TASK DESCRIPTION: Please say how many lines in the records below contain the word "violet", giving the number alone.

RECORDS TO PROCESS Block Start

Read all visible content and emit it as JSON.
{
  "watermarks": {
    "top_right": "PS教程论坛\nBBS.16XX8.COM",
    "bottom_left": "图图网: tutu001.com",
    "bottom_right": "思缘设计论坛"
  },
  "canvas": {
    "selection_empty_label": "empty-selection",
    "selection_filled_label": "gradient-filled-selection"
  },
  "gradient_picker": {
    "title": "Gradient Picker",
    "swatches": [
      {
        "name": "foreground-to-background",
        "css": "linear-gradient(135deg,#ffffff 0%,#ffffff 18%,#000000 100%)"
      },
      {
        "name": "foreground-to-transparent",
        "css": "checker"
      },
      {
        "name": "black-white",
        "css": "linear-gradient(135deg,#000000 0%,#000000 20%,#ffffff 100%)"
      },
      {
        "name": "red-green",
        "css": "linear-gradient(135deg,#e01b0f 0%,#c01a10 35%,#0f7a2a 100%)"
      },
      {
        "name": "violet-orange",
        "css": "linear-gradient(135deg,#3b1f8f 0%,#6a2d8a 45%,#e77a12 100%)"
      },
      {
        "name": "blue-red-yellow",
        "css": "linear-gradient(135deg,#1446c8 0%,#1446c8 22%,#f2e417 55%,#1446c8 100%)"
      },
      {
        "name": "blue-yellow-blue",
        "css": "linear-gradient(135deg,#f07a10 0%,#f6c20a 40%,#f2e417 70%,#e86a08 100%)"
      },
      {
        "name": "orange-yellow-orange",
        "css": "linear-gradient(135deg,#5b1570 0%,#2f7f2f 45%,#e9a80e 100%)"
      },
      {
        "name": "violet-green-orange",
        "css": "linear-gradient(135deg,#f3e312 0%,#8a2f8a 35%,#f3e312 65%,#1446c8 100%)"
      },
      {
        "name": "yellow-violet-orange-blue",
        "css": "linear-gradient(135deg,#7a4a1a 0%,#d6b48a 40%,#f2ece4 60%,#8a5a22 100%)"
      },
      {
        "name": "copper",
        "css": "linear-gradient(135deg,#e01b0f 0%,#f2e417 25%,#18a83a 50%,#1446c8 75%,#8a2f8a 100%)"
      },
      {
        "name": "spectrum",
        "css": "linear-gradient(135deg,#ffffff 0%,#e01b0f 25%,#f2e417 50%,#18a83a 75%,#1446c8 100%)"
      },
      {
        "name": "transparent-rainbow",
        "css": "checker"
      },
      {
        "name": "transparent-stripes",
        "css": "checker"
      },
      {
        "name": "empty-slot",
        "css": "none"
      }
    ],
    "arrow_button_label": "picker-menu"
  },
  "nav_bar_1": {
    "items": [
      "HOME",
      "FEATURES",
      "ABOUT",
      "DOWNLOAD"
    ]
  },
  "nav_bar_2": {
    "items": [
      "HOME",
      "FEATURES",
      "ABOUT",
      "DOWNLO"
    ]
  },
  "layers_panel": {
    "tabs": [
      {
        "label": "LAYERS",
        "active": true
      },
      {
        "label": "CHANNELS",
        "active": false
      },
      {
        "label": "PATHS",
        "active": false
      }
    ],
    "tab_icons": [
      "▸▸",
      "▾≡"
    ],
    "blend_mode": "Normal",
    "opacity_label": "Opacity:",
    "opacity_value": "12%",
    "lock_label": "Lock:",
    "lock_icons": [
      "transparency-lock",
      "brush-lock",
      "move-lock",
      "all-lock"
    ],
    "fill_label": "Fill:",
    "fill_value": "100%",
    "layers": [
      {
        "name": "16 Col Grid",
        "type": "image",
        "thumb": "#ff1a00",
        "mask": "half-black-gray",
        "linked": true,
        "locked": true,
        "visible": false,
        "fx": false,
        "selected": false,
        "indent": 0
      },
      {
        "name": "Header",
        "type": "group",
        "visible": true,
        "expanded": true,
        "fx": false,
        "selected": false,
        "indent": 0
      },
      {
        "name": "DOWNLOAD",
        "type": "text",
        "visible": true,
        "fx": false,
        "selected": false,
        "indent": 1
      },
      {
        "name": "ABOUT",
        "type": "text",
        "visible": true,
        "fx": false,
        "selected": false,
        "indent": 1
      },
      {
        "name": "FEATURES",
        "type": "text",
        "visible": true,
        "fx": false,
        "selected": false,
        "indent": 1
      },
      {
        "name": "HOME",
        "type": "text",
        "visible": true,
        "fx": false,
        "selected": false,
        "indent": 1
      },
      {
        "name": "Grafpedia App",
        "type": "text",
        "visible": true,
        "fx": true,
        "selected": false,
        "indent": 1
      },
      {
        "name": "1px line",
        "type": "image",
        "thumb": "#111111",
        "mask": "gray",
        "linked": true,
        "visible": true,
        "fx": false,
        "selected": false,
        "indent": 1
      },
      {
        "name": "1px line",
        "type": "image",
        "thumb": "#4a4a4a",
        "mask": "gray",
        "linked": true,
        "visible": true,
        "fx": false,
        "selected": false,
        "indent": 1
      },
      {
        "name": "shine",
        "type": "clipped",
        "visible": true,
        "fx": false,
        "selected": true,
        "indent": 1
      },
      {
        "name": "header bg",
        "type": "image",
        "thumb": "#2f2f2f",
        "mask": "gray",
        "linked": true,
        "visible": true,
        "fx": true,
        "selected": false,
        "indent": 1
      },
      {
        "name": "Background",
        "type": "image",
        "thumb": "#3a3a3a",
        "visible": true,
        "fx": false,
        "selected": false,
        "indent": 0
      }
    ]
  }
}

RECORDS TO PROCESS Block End

SOLVED EXERCISE: 3